The proper title of this article is, In defence of Donald Trump, a man of character among a pack of dogs. This is how it ends with much of good sense before the end is reached.
I don’t know anyone who voted for Donald Trump, or who later came to support him, because he thought the president was a candidate for sainthood.
On the contrary, people supported him, first, because of what he promised to do and, second, because of what, over the past two years, he has accomplished. These accomplishments, from rolling back the regulatory state and scores of conservative judicial appointments, from moving our Israeli embassy to Jerusalem to resuscitating our military, working to end Obamacare, and fighting to keep our borders secure, are not morally neutral data points. They are evidences of a political vision and of promises made and kept. They are, in short, evidences of what sort of character Donald Trump is.
Add them up and I think they go a long way towards a definition of good character that Donald Trump can clear.
Voltaire, writing against Rousseau and his self-intoxicated paeans to “virtue,” occupied a similar semantic neighborhood: “What is virtue, my friend?” Voltaire asked. “It is to do good: let us do it, and that’s enough. We won’t look into your motives.”

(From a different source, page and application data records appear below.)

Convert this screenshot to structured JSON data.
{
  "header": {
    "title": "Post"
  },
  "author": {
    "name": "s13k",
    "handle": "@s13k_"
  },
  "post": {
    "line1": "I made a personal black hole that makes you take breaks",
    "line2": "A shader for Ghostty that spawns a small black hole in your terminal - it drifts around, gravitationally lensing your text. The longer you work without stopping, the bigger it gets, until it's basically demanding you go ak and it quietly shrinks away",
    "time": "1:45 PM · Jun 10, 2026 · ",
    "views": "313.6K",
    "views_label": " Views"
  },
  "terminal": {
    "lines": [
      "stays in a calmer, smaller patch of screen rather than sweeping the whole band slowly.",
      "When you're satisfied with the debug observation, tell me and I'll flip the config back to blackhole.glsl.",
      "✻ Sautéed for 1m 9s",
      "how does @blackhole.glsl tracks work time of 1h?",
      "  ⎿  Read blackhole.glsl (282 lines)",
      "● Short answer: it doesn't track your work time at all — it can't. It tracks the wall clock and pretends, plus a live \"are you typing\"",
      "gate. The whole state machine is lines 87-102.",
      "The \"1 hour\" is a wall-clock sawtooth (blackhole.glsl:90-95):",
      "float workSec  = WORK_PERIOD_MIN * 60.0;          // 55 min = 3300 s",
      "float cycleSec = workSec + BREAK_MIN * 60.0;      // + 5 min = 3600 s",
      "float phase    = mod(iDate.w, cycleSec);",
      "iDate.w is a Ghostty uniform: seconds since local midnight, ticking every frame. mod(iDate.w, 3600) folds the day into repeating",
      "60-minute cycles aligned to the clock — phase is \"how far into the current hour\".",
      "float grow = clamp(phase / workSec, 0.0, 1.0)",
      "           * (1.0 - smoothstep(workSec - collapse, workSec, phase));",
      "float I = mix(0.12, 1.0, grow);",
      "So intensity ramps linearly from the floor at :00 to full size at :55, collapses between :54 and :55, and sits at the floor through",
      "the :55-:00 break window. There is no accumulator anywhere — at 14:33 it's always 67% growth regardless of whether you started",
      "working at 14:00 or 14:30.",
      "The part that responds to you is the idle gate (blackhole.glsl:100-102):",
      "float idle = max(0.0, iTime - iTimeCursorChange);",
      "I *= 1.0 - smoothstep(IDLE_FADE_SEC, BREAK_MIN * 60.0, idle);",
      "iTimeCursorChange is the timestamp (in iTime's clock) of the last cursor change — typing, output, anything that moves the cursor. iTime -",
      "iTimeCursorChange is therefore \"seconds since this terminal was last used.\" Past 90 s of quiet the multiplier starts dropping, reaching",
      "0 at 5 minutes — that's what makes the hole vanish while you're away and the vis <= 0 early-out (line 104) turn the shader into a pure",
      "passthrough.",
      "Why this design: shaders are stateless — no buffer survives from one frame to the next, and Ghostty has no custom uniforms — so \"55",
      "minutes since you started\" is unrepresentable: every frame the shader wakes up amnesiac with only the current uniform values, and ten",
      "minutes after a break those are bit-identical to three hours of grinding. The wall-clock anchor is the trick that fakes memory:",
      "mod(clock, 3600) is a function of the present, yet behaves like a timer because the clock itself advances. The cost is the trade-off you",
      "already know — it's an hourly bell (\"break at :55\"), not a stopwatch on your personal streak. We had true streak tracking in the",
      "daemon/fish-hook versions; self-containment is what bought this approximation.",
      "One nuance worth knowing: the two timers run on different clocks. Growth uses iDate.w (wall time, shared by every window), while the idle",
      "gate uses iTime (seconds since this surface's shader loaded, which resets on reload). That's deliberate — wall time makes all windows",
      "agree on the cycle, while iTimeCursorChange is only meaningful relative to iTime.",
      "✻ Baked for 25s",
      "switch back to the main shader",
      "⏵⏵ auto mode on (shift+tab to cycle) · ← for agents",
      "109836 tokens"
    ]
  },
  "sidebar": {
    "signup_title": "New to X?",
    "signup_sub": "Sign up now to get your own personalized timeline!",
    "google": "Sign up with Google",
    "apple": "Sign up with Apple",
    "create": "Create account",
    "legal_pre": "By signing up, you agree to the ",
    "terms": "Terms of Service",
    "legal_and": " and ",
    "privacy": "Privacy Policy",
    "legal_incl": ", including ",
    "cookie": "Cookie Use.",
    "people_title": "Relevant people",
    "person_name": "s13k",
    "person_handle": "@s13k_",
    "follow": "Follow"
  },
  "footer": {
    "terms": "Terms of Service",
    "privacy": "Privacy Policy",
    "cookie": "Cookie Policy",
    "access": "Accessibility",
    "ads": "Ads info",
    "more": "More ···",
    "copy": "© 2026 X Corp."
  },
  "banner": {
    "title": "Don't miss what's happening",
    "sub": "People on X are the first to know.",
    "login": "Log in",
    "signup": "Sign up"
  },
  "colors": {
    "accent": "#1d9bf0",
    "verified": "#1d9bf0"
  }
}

Character is not destiny. The future is not fixed. We have a right to hope.
And in this spirit, the best to you all for the New Year.